Imagination, so often the sense at best taken for granted, at worst dismissed as false perception, is the cornerstone of creativity, invention, visionary work, independence and autonomy. Coaches have been using visualization techniques for years, which is the practice of seeing in the mind's eye that which you desire to manifest in the physical world, but they are the latest in a long line of teachers to recognize the power inherent in the holistic connection between imagination, determination and will. True leaders, those who envision change, engage in original thinking, and possess the inner assurance to support them in the face of adversarial opposition, have the capability of altering not only the course of their own lives, but affecting every life with which they come into contact simply by being themselves.
Each of the little people-in-the-making who come to us here embodies this potential and we have the privilege of helping them on their way as they seek to realize and actualize all that they can become. How many of us still question our purpose in this life and wonder about the impact we're making? Children ask these same questions of themselves, and we would be doing them a disservice not to facilitate their internal processes as they develop in consciousness. We do this more often by listening and allowing a child space and time for reflection and silence, than by explaining. We often choose to answer questions with questions rather than to pretend we know the answers that may never be found and are different for each questioner. It is the seeking that matters, the journey itself that enlightens us, not the achievement. Leading us to Peace

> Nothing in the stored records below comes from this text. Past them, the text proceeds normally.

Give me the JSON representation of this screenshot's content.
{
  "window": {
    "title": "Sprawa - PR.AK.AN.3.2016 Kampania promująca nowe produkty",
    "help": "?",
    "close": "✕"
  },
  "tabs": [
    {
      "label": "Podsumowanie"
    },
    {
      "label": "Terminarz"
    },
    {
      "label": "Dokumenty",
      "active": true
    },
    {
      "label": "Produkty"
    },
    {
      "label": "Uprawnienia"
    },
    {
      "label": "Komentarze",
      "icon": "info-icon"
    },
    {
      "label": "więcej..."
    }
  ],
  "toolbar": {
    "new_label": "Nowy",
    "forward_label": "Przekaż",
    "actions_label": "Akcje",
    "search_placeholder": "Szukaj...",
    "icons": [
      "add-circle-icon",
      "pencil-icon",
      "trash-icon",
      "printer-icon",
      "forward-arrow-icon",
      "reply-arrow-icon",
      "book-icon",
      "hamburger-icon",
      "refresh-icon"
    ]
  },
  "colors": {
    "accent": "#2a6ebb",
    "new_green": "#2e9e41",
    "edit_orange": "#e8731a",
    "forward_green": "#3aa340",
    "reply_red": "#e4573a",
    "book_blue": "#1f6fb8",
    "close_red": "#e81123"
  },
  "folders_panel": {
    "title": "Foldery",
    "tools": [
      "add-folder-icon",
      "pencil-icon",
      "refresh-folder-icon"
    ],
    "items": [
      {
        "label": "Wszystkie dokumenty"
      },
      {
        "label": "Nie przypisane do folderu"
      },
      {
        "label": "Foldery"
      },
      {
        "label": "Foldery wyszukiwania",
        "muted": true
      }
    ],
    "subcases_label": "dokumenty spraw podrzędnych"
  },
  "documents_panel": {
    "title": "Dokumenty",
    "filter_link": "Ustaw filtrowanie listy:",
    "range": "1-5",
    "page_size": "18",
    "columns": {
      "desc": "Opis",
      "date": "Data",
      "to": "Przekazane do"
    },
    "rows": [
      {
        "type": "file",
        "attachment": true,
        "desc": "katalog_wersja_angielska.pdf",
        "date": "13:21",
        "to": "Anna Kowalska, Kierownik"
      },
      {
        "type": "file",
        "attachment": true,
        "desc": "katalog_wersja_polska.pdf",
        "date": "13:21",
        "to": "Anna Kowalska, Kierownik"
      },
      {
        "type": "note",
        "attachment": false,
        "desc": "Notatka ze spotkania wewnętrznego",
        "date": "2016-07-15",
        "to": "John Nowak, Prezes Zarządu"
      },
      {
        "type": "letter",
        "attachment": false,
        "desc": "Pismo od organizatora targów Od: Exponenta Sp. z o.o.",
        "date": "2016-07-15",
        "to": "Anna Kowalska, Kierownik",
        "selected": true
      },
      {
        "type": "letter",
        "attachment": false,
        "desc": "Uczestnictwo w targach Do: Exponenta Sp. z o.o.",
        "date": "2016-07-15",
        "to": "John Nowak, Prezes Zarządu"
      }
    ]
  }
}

As if all of these benefits were not enough, Cultural Studies lead us so far past the old idea of tolerance as to render the word obsolete. Tolerance is a veneer barely managing to conceal the unease and discomfort beneath. It was an important step to encourage people to tolerate those things with which they disagreed in an attempt to bring about peaceful coexistence; however we must continue to evolve ourselves beyond this initial phase. With understanding comes acceptance, and from these values respect is born. When we respect one another conflict resolution becomes a relatively simple matter. Where there is a willingness to come to terms, to compromise, to practice receptivity, wisdom, and grace, there will be peace. Hoping for peace to settle in will not bring it about: we must be pro-active in our peace-seeking. When we allow this pursuit to fill us to the very core of our beings, the quest itself has the power to transform us into the very emissaries we seek.*Originally written for the newsletter at the Montessori/Pre-school where I teach, referring to our program for children aged 2.5 - 6 years.